Aside from contacting individual installers, you can get quotes from a variety of installers via Cost of Solar, Pick My Solar, EnergySage, Google’s Project Sunroof, and probably other such services.

You can also check reviews on Yelp, but I hear that reviews are commonly planted on the site, so I don’t know how reliable they are.

A comprehensive database of solar installers/contractors was created and is maintained by the California Energy Commission, and you can search for one in your area via this tool.

Solar Costs

According to the Q4 2015 US Solar Market Insight report, average solar PV system pricing breaks out as follows:

SEIA solar system prices US

SEIA notes, “Overall system pricing fell by up to 17% over the course of 2015, depending on the market segment, with the largest declines in the utility fixed-tilt sector. On a quarterly basis, pricing continues to trend downward with some levelling-off in the residential sector in particular due to strong investment in customer acquisition and the stubbornness of other soft costs. In the non- residential and utility sectors, there were annual declines of 10% and 17%, respectively. This reflects continued aggressive cost reductions, both in hardware and soft costs, in national system pricing on an aggregate basis. Moreover, as installers and EPCs expand to regions with lower labor and regulatory compliance costs, these regions will have a larger impact on aggregate pricing. Due to advantages from scale, variations in utility system costs are much smaller than variations in residential and non-residential solar costs.”

Here are some more details on solar PV system pricing:

SEIA solar costs breakdown

Average pricing for residential rooftop systems landed at $3.50/Wdc in Q4 2015, with nearly 65% of costs coming from on-site labor, engineering, permitting and other soft costs.

While residential hardware costs have fallen by over 16% in the past year, soft costs have actually risen on an industry average basis by 7%, primarily due to rising customer acquisition costs among national and local players alike.
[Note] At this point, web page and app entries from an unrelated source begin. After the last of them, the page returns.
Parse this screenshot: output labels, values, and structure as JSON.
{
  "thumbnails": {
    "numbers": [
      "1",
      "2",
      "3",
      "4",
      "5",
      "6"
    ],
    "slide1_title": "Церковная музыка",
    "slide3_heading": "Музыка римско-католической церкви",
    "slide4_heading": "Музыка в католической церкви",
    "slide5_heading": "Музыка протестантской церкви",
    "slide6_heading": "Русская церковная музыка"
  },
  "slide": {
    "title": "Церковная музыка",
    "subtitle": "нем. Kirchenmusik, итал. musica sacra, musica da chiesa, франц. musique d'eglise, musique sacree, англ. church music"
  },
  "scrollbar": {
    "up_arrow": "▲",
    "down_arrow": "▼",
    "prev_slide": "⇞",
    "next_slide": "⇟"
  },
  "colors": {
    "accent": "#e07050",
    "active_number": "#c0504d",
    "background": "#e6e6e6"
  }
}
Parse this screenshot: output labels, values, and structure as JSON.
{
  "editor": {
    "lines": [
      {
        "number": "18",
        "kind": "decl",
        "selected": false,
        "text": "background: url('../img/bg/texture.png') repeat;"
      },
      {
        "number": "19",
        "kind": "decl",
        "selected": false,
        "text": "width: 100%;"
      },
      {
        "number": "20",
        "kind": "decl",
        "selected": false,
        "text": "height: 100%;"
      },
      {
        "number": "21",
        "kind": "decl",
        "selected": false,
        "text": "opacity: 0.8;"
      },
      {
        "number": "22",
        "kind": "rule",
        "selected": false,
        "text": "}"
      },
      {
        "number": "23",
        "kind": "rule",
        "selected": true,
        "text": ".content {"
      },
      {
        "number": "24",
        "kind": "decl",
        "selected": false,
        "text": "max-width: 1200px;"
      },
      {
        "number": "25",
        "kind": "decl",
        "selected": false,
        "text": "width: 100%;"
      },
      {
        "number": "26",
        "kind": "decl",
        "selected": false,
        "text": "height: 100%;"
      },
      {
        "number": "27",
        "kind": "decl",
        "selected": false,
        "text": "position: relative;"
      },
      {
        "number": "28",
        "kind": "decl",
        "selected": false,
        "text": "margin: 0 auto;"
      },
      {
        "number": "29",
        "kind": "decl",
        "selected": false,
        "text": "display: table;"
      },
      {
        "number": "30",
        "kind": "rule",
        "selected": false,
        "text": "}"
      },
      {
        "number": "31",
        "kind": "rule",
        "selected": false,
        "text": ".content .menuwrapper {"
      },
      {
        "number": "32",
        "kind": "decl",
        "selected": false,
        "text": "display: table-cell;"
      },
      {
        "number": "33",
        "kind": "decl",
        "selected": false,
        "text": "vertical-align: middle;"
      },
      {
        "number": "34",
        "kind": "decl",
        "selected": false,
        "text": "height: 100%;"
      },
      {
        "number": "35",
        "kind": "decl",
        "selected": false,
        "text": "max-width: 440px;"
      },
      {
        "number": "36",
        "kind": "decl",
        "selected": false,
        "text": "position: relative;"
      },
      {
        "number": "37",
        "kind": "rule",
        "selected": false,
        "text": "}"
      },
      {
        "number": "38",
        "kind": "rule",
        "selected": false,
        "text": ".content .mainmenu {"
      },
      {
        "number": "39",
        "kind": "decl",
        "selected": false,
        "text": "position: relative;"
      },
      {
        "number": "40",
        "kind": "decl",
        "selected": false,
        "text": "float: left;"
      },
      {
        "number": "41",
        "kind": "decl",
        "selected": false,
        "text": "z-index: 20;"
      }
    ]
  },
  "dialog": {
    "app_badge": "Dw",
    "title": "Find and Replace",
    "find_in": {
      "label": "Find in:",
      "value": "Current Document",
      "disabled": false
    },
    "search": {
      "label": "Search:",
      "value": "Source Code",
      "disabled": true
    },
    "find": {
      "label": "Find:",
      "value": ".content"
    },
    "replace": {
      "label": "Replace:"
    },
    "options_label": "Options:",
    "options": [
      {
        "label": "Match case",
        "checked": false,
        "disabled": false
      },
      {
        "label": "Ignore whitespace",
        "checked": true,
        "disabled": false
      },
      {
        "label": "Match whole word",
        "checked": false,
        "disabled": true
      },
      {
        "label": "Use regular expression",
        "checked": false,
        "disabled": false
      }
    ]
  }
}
In the non-residential market soft costs remain a challenge as well. Hardware costs fell 15% year- over-year while soft costs saw a modest decrease of 6%. In Q4 2015 soft costs accounted for approximately 50% of total system pricing. Soft costs can be even higher for projects in areas with strict labor requirements and particularly in tough permitting and interconnection jurisdictions. In order to continue reducing costs, developers and EPCs are looking to squeeze additional power density for commercial sites and amortize fixed costs over more power output – and therefore reduce dollar-per-watt and dollar-per-kWh.

California represents nearly 50% of the US solar market. While it’s not clear what the precise averages for solar costs are in California, the state can’t be too far off the average, on average. 😀

Based on the Pick My Solar research noted above regarding SolarCity, the average price of a SolarCity system is $5.10 per watt, while the company found the average price in the state to be $3.60 per watt. That matches up closely with GTM Research & SEIA’s Q4 average of $3.50 per watt. So, I think it’s safe to say that the California average is somewhere between $3.40 per watt  and $3.70 per watt (but remember that soft costs have been coming down, and if the trend has continued in 2016, the overall average could be dropping).

If you have more information on solar costs in California, let us know!